For many athletes, and also those who seek physique enhancement, weight loss is often the primary goal of a combined training and nutrition regimen, especially in sports such as wrestling, boxing, and weightlifting, in which stringent body weight requirements necessitate weight loss in many cases.
Likewise, in sports such as gymnastics and distance running, in which there are no weight limitations, low body fat levels are considered optimal for performance.
Indeed, weight and body fat loss is frequently the primary objective for anyone pursuing physique improvement. In pursuit of weight loss, many individuals, including athletes, adopt nutritional principles that are ineffective and potentially harmful.
For instance, drastically reducing caloric intake is not only associated with a reduction in performance, but it can also cause adverse changes in vitamin and mineral status. Accordingly, improper rates of weight loss can encourage a loss of lean body mass and glycogen stores, and increase the likelihood of dehydration.
Simultaneously losing body fat and gaining lean body mass is possible through appropriate training and caloric restriction. However, in the case of the individual who has a relatively low body fat content before losing weight it is possible that reductions in lean body mass will accompany fat losses.
Additionally, large and/or rapid weight reductions following caloric restriction likewise result in losses of lean body mass. Therefore, to counteract the potential for muscular losses and a subsequent decrease in metabolic rate during caloric restriction, resistance training and an increase in dietary protein should accompany.
Note that initial weight loss incurred from undergoing caloric restriction is mostly water loss, especially within the first 3 days. In fact, as much as 70% of weight loss achieved through reducing calories by 1000 kcal/day can be attributed to water.
As a general guideline, an acceptable rate of weight loss appears to be approximately 1% per week, which can be achieved through a caloric deficit of 500 to 1000 kcal/day. Because 3500 kcal comprise 0.45 kg (1.0 lb.) of fat, weight reductions should proceed at, but not surpass, 0.51.0 kg/wk.
The most effective approach to weight loss involves a regimen that both reduces dietary caloric intake and also burns calories through exercise. Numerous studies have shown that adding exercise to a weight loss program results in a greater loss of body fat, while maintaining or increasing lean body mass.

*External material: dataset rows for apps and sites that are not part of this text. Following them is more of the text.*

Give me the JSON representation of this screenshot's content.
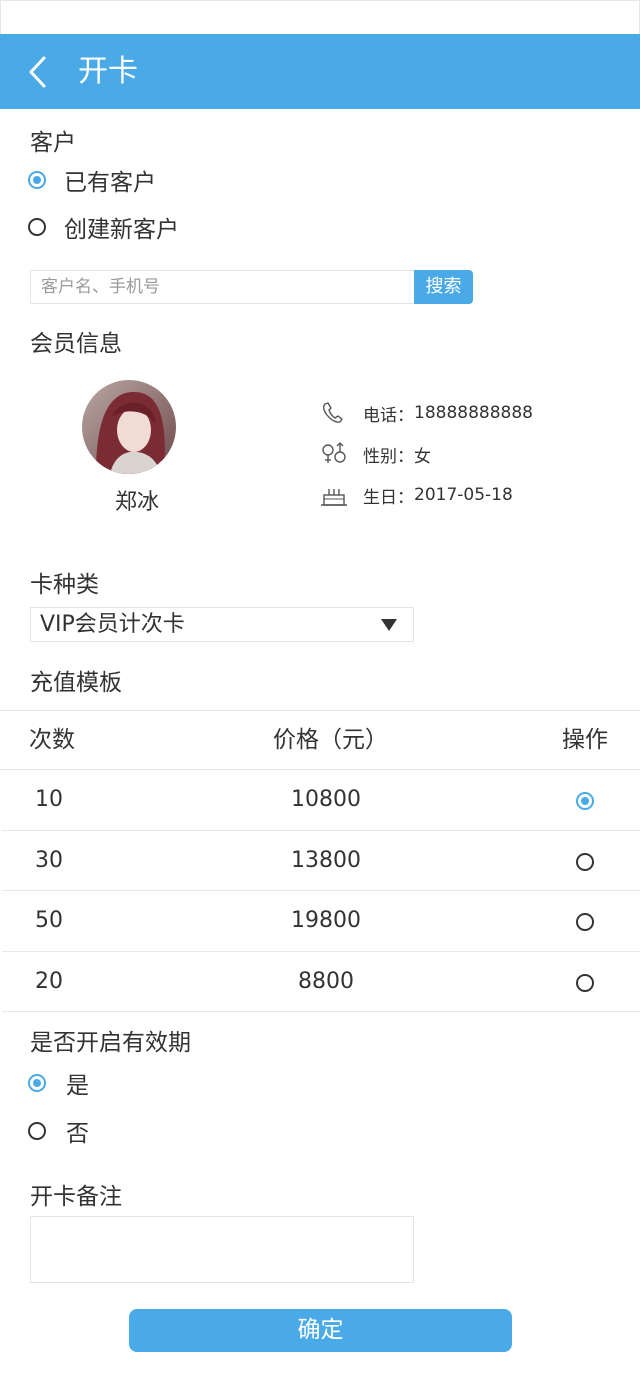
{
  "header": {
    "title": "开卡"
  },
  "customer": {
    "label": "客户",
    "options": [
      {
        "label": "已有客户",
        "selected": true
      },
      {
        "label": "创建新客户",
        "selected": false
      }
    ],
    "search_placeholder": "客户名、手机号",
    "search_value": "",
    "search_button": "搜索"
  },
  "member": {
    "label": "会员信息",
    "name": "郑冰",
    "phone_label": "电话：",
    "phone": "18888888888",
    "gender_label": "性别：",
    "gender": "女",
    "birthday_label": "生日：",
    "birthday": "2017-05-18"
  },
  "card_type": {
    "label": "卡种类",
    "value": "VIP会员计次卡"
  },
  "recharge": {
    "label": "充值模板",
    "columns": [
      "次数",
      "价格（元）",
      "操作"
    ],
    "rows": [
      {
        "count": "10",
        "price": "10800",
        "selected": true
      },
      {
        "count": "30",
        "price": "13800",
        "selected": false
      },
      {
        "count": "50",
        "price": "19800",
        "selected": false
      },
      {
        "count": "20",
        "price": "8800",
        "selected": false
      }
    ]
  },
  "validity": {
    "label": "是否开启有效期",
    "options": [
      {
        "label": "是",
        "selected": true
      },
      {
        "label": "否",
        "selected": false
      }
    ]
  },
  "remark": {
    "label": "开卡备注",
    "value": ""
  },
  "confirm_button": "确定",
  "colors": {
    "accent": "#4aaae8",
    "text": "#333333",
    "border": "#e3e3e3"
  },
  "icons": {
    "back": "chevron-left-icon",
    "phone": "phone-icon",
    "gender": "gender-icon",
    "birthday": "cake-icon"
  }
}
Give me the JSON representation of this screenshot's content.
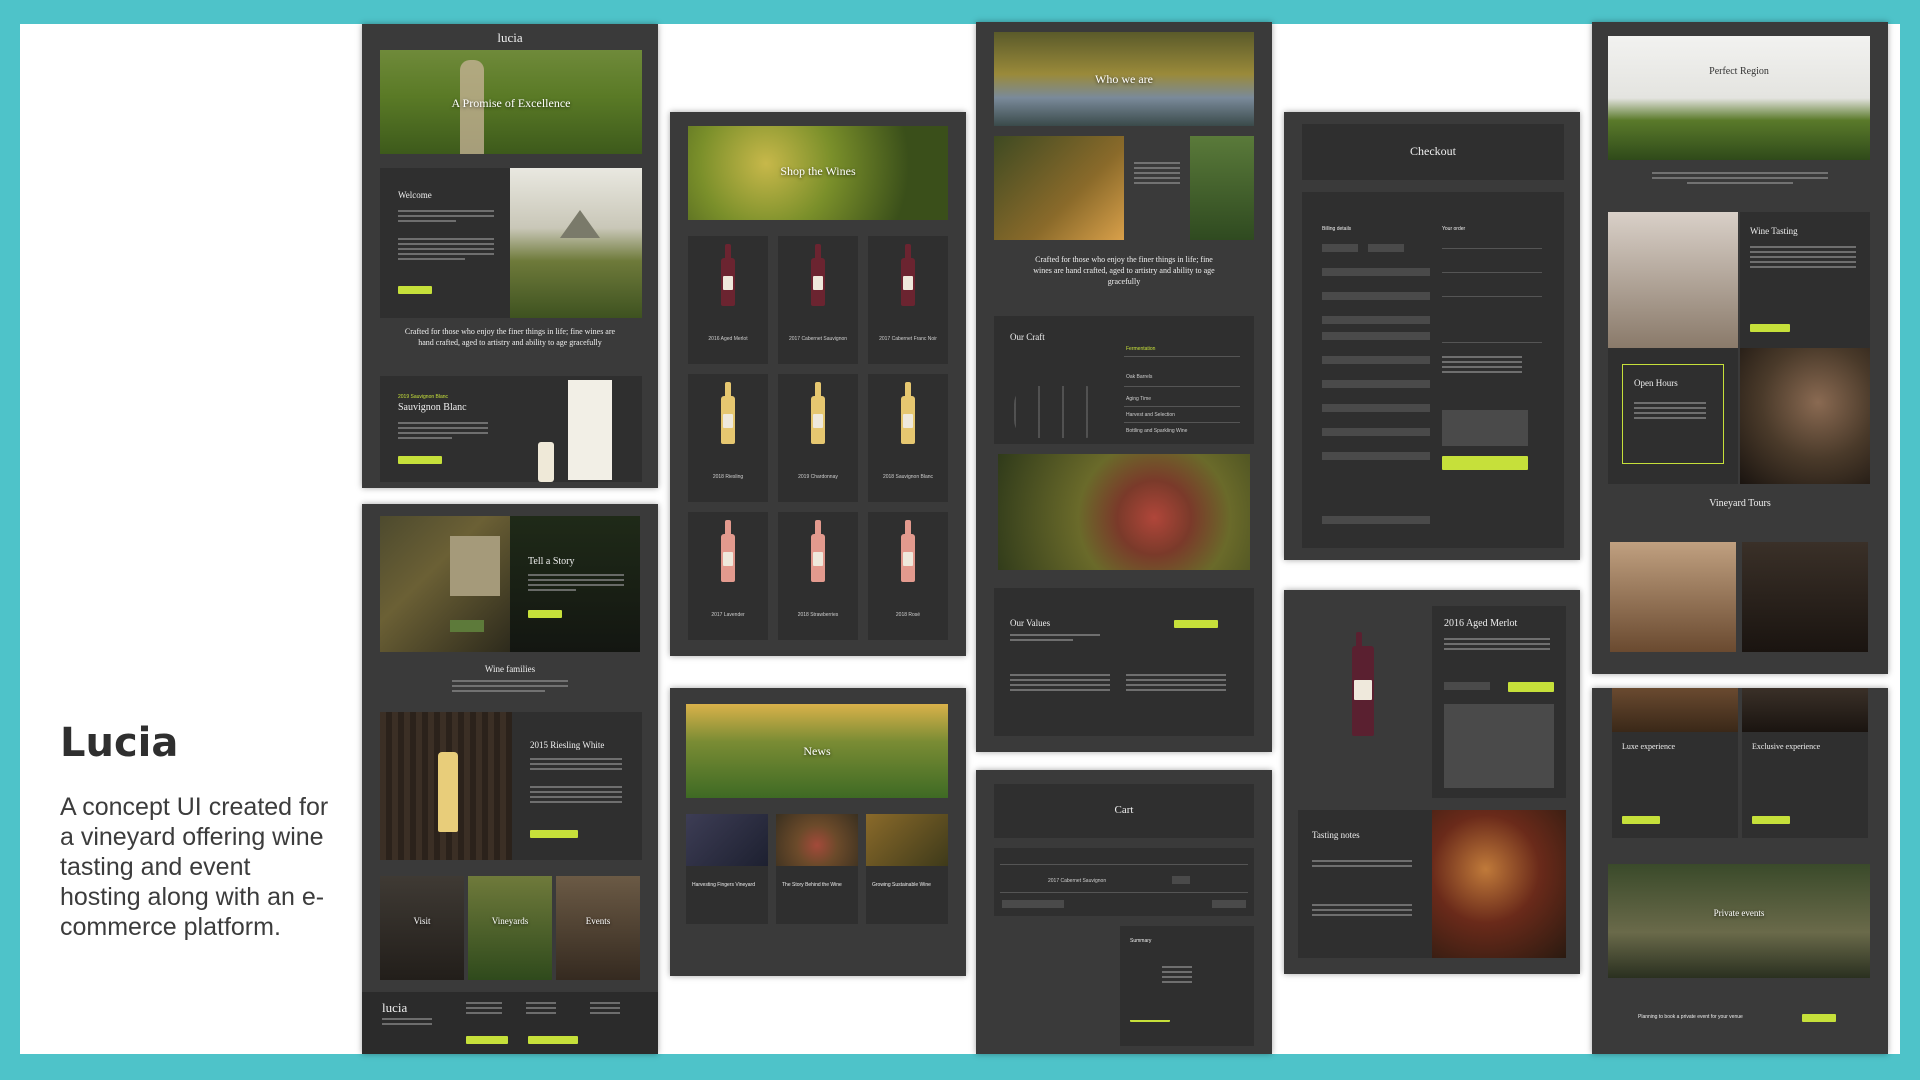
{
  "project": {
    "title": "Lucia",
    "description": "A concept UI created for a vineyard offering wine tasting and event hosting along with an e-commerce platform."
  },
  "colors": {
    "background": "#4ec3c9",
    "panel": "#3a3a3a",
    "card": "#2f2f2f",
    "accent": "#c6e03a"
  },
  "home": {
    "logo": "lucia",
    "hero": "A Promise of Excellence",
    "welcome": "Welcome",
    "crafted": "Crafted for those who enjoy the finer things in life; fine wines are hand crafted, aged to artistry and ability to age gracefully",
    "feature_label": "2019 Sauvignon Blanc",
    "feature_title": "Sauvignon Blanc"
  },
  "story": {
    "title": "Tell a Story",
    "families": "Wine families",
    "product_title": "2015 Riesling White",
    "tiles": [
      "Visit",
      "Vineyards",
      "Events"
    ],
    "footer_logo": "lucia"
  },
  "shop": {
    "title": "Shop the Wines",
    "wines": [
      "2016 Aged Merlot",
      "2017 Cabernet Sauvignon",
      "2017 Cabernet Franc Noir",
      "2018 Riesling",
      "2019 Chardonnay",
      "2018 Sauvignon Blanc",
      "2017 Lavender",
      "2018 Strawberries",
      "2018 Rosé"
    ]
  },
  "news": {
    "title": "News",
    "items": [
      "Harvesting Fingers Vineyard",
      "The Story Behind the Wine",
      "Growing Sustainable Wine"
    ]
  },
  "about": {
    "hero": "Who we are",
    "crafted": "Crafted for those who enjoy the finer things in life; fine wines are hand crafted, aged to artistry and ability to age gracefully",
    "craft": "Our Craft",
    "craft_items": [
      "Fermentation",
      "Oak Barrels",
      "Aging Time",
      "Harvest and Selection",
      "Bottling and Sparkling Wine"
    ],
    "values": "Our Values"
  },
  "cart": {
    "title": "Cart",
    "item": "2017 Cabernet Sauvignon",
    "summary": "Summary"
  },
  "checkout": {
    "title": "Checkout",
    "billing": "Billing details",
    "order": "Your order"
  },
  "product": {
    "title": "2016 Aged Merlot",
    "notes": "Tasting notes"
  },
  "experience": {
    "hero": "Perfect Region",
    "tasting": "Wine Tasting",
    "hours": "Open Hours",
    "tours": "Vineyard Tours",
    "lux1": "Luxe experience",
    "lux2": "Exclusive experience",
    "private": "Private events",
    "cta": "Planning to book a private event for your venue"
  }
}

For example, a program of weight control that expended 250 kcal daily through exercise and an additional 250 kcal through dietary restriction would be more effective than a program that simply limited caloric intake by 500 kcal. Furthermore, when weight is reduced by diet alone, there is a greater likelihood that there will be a loss of lean tissue, subsequently promoting a drop in resting metabolic rate.